Start of Given entries

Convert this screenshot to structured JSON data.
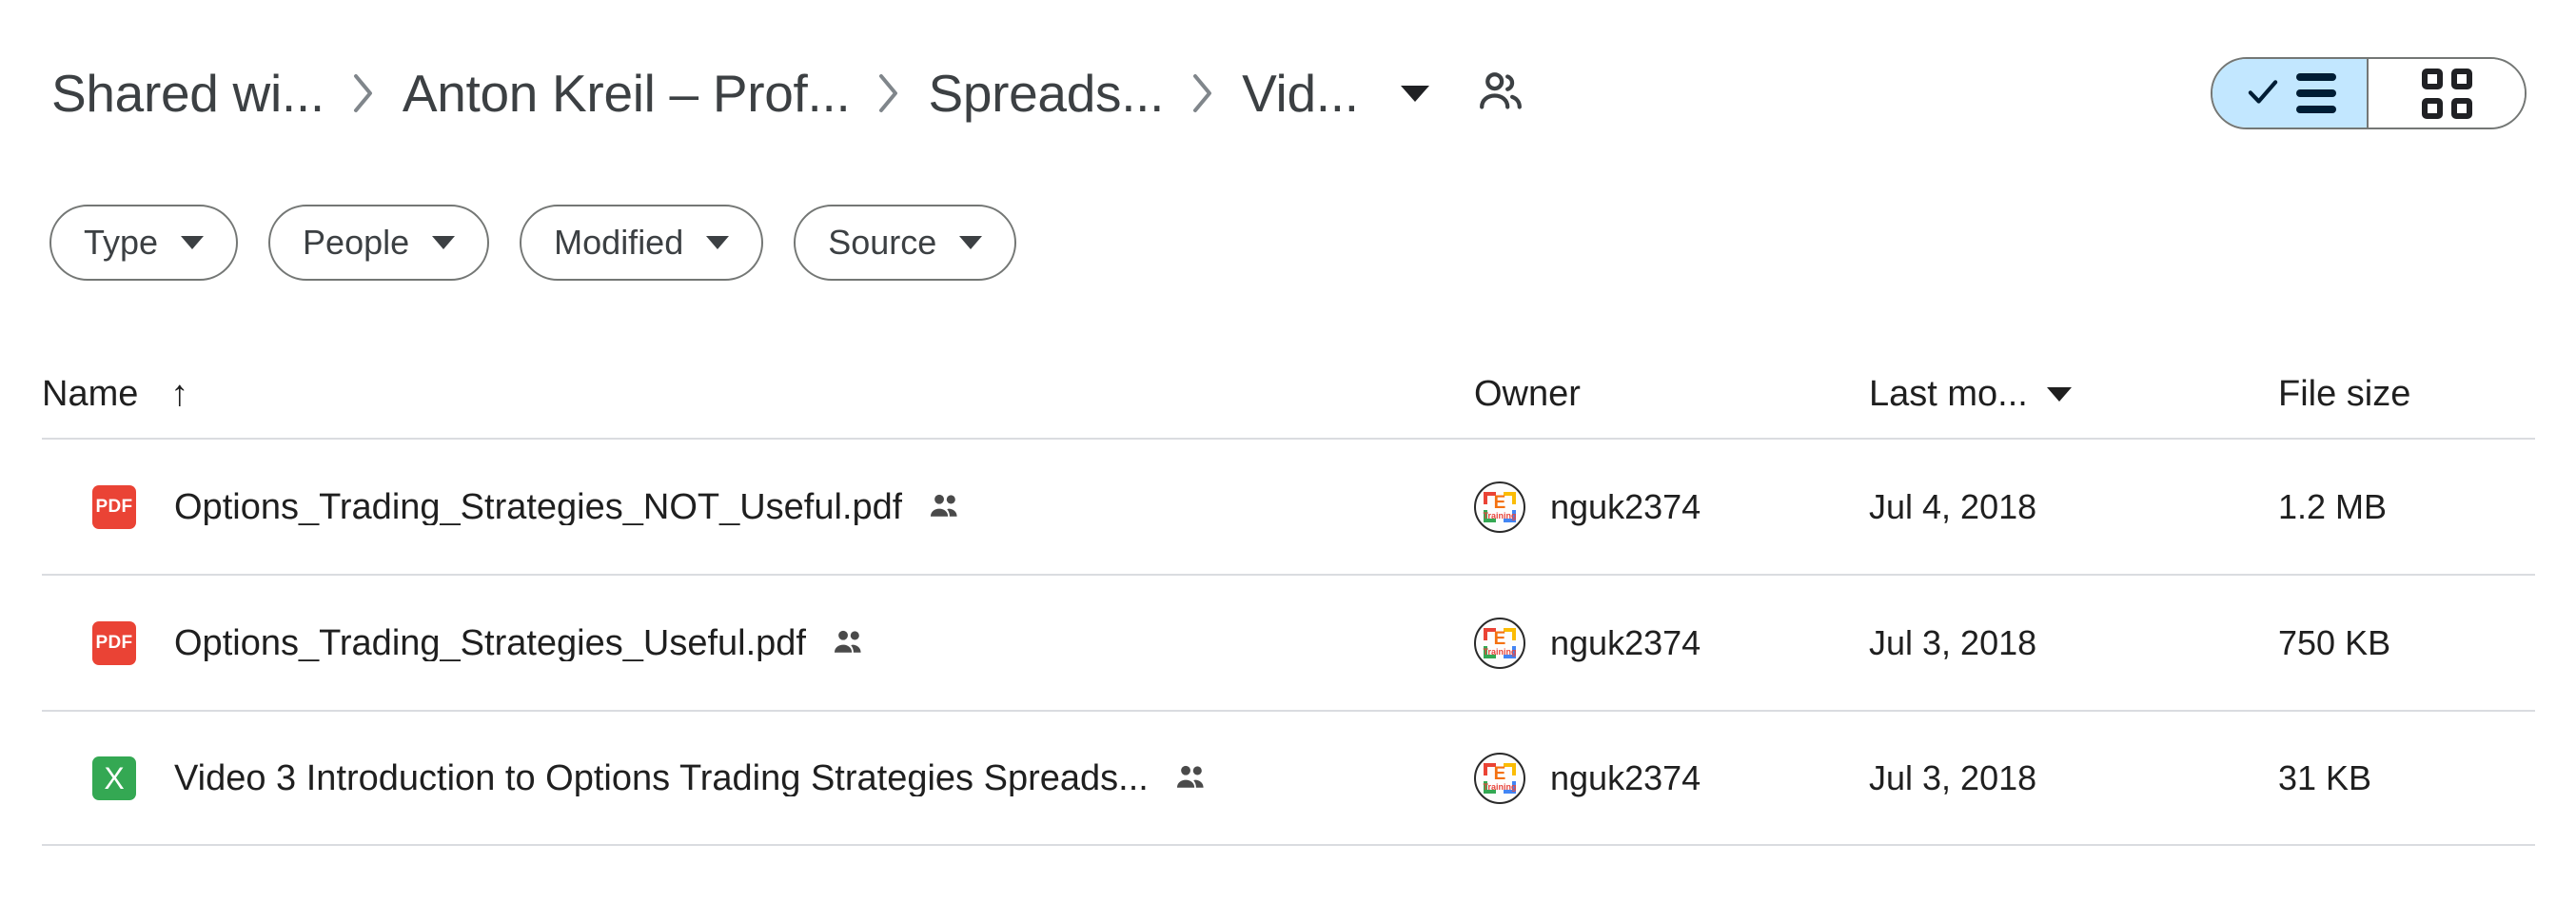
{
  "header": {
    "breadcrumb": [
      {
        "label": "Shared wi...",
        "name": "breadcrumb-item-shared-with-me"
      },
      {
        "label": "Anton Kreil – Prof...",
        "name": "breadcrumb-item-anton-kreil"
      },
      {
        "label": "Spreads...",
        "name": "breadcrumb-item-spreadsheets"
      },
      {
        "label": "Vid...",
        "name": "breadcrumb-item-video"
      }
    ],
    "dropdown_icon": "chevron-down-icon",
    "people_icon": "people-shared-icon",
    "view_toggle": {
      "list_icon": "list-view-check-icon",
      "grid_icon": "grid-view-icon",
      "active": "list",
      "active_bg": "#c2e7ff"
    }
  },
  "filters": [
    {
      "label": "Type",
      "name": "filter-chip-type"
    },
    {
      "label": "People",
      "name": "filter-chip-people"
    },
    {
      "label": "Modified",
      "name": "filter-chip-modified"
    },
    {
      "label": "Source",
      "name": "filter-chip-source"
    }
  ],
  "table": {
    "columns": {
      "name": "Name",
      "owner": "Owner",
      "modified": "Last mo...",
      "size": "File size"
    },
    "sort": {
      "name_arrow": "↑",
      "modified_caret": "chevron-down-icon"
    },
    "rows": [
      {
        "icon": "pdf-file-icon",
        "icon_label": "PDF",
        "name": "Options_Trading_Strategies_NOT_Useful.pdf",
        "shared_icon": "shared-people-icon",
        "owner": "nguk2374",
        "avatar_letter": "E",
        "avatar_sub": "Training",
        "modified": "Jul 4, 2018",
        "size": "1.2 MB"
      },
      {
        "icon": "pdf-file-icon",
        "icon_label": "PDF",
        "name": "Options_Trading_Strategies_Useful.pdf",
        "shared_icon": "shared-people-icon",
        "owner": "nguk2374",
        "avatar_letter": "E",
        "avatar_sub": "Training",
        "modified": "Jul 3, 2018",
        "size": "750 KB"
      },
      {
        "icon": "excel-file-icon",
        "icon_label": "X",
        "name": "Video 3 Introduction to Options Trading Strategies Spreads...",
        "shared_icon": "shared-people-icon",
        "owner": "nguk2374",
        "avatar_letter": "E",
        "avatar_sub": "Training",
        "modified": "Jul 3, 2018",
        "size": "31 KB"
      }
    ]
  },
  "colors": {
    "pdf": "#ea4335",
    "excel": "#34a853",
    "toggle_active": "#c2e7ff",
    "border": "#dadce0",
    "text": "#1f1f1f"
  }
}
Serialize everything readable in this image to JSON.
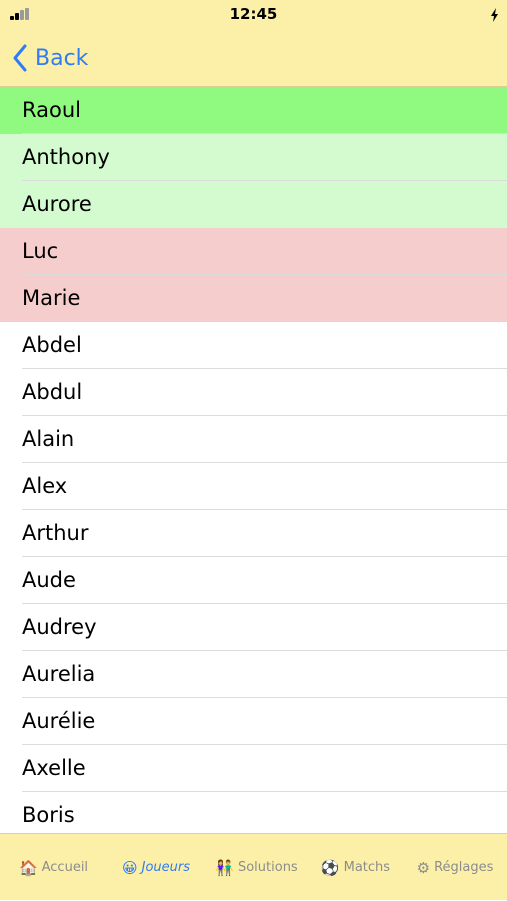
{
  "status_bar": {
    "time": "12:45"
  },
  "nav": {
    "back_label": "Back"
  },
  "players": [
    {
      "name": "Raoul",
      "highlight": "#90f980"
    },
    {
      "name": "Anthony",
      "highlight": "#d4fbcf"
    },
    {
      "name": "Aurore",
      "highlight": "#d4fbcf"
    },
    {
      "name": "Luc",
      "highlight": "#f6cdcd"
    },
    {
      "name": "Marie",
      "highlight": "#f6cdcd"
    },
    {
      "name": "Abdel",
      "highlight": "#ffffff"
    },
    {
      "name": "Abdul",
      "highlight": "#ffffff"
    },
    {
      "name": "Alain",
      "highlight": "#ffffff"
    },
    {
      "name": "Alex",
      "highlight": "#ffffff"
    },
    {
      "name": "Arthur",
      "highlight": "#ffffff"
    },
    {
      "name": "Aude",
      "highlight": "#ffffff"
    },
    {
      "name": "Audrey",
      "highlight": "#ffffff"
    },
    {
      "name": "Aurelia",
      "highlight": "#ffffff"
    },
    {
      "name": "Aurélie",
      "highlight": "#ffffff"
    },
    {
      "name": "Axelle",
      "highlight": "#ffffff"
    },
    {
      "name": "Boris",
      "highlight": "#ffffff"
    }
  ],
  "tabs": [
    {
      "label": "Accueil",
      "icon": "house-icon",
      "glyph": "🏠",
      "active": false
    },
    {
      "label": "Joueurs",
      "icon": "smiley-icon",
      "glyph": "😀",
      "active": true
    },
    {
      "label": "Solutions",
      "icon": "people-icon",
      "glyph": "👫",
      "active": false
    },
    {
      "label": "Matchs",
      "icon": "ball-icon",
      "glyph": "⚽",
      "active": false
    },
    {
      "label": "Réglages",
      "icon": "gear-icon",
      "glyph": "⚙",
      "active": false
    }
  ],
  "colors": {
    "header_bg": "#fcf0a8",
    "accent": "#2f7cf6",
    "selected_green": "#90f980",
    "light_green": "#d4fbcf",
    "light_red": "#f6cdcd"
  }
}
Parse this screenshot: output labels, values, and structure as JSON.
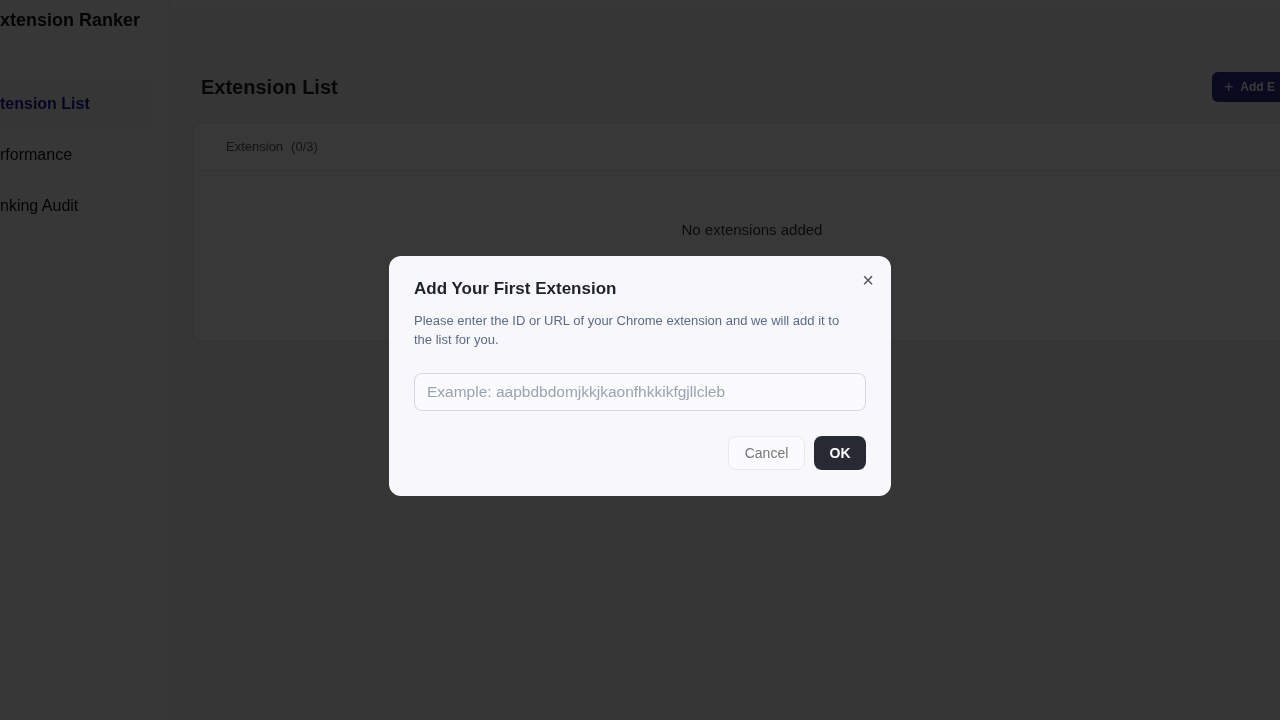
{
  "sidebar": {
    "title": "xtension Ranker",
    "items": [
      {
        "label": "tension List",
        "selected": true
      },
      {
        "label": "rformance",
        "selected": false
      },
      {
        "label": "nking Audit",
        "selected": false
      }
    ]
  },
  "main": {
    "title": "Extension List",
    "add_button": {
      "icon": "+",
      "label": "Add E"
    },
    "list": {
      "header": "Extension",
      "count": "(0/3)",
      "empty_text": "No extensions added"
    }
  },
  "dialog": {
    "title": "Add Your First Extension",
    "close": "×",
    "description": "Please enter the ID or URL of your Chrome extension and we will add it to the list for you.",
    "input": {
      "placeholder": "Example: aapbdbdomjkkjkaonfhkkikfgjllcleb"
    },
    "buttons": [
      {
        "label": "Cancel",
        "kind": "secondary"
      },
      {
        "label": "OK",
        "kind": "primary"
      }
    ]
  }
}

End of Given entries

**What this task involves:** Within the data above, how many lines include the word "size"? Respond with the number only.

**Final answer:** 4